Each entry below should be retyped exactly, with nothing omitted.

-=-=-

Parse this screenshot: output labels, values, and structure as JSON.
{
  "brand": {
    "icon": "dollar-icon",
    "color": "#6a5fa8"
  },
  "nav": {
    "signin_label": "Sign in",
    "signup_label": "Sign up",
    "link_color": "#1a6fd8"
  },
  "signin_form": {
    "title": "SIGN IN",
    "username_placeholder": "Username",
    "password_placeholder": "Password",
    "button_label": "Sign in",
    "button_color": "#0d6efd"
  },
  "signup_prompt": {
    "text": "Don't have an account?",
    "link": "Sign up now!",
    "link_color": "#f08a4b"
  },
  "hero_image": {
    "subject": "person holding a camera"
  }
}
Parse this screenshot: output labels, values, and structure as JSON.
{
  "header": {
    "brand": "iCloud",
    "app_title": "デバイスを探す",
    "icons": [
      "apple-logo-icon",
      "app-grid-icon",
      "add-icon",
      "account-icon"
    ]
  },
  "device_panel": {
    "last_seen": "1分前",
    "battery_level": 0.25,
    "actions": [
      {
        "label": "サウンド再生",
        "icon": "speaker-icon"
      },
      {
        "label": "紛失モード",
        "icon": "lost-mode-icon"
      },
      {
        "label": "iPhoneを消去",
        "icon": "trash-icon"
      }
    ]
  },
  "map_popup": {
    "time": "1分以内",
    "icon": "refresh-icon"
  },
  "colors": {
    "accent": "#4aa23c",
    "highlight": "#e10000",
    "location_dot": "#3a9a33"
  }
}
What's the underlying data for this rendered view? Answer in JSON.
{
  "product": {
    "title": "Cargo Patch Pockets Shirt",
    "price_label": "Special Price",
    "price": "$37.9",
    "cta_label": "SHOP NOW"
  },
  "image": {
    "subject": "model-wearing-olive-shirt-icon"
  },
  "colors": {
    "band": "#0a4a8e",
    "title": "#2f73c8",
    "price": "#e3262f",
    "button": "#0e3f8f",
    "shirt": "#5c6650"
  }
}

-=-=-

● Answer box:
Parse this screenshot: output labels, values, and structure as JSON.
{
  "brand": {
    "icon": "dollar-icon",
    "color": "#6a5fa8"
  },
  "nav": {
    "signin_label": "Sign in",
    "signup_label": "Sign up",
    "link_color": "#1a6fd8"
  },
  "signin_form": {
    "title": "SIGN IN",
    "username_placeholder": "Username",
    "password_placeholder": "Password",
    "button_label": "Sign in",
    "button_color": "#0d6efd"
  },
  "signup_prompt": {
    "text": "Don't have an account?",
    "link": "Sign up now!",
    "link_color": "#f08a4b"
  },
  "hero_image": {
    "subject": "person holding a camera"
  }
}
Parse this screenshot: output labels, values, and structure as JSON.
{
  "header": {
    "brand": "iCloud",
    "app_title": "デバイスを探す",
    "icons": [
      "apple-logo-icon",
      "app-grid-icon",
      "add-icon",
      "account-icon"
    ]
  },
  "device_panel": {
    "last_seen": "1分前",
    "battery_level": 0.25,
    "actions": [
      {
        "label": "サウンド再生",
        "icon": "speaker-icon"
      },
      {
        "label": "紛失モード",
        "icon": "lost-mode-icon"
      },
      {
        "label": "iPhoneを消去",
        "icon": "trash-icon"
      }
    ]
  },
  "map_popup": {
    "time": "1分以内",
    "icon": "refresh-icon"
  },
  "colors": {
    "accent": "#4aa23c",
    "highlight": "#e10000",
    "location_dot": "#3a9a33"
  }
}
What's the underlying data for this rendered view? Answer in JSON.
{
  "product": {
    "title": "Cargo Patch Pockets Shirt",
    "price_label": "Special Price",
    "price": "$37.9",
    "cta_label": "SHOP NOW"
  },
  "image": {
    "subject": "model-wearing-olive-shirt-icon"
  },
  "colors": {
    "band": "#0a4a8e",
    "title": "#2f73c8",
    "price": "#e3262f",
    "button": "#0e3f8f",
    "shirt": "#5c6650"
  }
}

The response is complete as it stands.